Would you please copy each line of the listing that mentions "Gamepad"?

Start of MATERIAL PROVIDED

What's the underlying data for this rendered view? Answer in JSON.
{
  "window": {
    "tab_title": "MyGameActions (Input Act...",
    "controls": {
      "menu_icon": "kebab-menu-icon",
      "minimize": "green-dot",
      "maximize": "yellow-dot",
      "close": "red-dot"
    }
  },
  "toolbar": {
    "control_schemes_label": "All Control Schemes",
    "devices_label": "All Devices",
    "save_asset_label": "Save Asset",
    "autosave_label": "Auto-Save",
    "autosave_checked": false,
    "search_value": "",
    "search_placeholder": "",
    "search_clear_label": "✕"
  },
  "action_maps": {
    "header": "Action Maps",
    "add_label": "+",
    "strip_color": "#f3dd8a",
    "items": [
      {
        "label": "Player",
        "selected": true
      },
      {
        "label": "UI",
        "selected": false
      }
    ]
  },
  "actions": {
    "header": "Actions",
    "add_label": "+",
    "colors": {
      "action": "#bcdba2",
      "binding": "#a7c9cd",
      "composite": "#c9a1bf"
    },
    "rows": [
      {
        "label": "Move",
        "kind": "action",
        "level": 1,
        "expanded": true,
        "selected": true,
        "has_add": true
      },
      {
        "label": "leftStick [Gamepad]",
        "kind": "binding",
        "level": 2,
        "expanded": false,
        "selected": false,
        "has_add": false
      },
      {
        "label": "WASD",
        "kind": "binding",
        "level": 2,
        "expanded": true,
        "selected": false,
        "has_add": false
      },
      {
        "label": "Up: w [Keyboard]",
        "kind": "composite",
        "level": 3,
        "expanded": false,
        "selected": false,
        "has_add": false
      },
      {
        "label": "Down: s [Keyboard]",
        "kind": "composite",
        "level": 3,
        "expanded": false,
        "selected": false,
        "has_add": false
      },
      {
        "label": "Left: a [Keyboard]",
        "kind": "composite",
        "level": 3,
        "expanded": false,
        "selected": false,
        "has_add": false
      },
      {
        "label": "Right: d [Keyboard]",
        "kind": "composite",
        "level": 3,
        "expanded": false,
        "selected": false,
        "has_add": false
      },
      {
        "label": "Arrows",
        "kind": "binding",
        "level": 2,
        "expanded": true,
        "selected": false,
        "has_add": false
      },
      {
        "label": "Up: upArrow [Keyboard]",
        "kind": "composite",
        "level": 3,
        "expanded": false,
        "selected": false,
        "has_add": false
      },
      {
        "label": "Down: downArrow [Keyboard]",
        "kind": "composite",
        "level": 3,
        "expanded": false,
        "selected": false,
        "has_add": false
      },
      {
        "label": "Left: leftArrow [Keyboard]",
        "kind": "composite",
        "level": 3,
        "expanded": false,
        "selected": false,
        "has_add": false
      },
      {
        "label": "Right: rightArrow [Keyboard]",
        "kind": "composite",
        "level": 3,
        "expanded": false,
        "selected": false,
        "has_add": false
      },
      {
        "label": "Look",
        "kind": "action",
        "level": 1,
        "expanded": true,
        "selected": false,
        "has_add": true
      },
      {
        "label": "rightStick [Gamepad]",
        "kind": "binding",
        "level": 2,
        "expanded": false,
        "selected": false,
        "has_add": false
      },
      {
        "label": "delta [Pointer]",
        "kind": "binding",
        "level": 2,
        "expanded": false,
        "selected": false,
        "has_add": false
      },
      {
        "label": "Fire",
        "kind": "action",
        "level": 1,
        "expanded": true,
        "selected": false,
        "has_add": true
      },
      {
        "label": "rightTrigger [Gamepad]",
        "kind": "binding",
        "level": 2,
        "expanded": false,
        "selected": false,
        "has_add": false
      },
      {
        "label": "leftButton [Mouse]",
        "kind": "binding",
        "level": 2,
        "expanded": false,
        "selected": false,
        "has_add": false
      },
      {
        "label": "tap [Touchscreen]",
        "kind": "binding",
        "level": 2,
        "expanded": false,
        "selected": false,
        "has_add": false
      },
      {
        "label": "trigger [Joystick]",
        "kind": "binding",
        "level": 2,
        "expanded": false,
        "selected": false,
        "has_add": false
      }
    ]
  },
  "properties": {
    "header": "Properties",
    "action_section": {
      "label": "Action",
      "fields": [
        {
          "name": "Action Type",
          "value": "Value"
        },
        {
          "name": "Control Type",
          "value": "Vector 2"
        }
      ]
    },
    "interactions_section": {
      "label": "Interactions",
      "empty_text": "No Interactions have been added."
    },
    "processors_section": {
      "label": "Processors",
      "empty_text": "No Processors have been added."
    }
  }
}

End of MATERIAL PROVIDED

WRITTEN REPLY
        "label": "leftStick [Gamepad]",
        "label": "rightStick [Gamepad]",
        "label": "rightTrigger [Gamepad]",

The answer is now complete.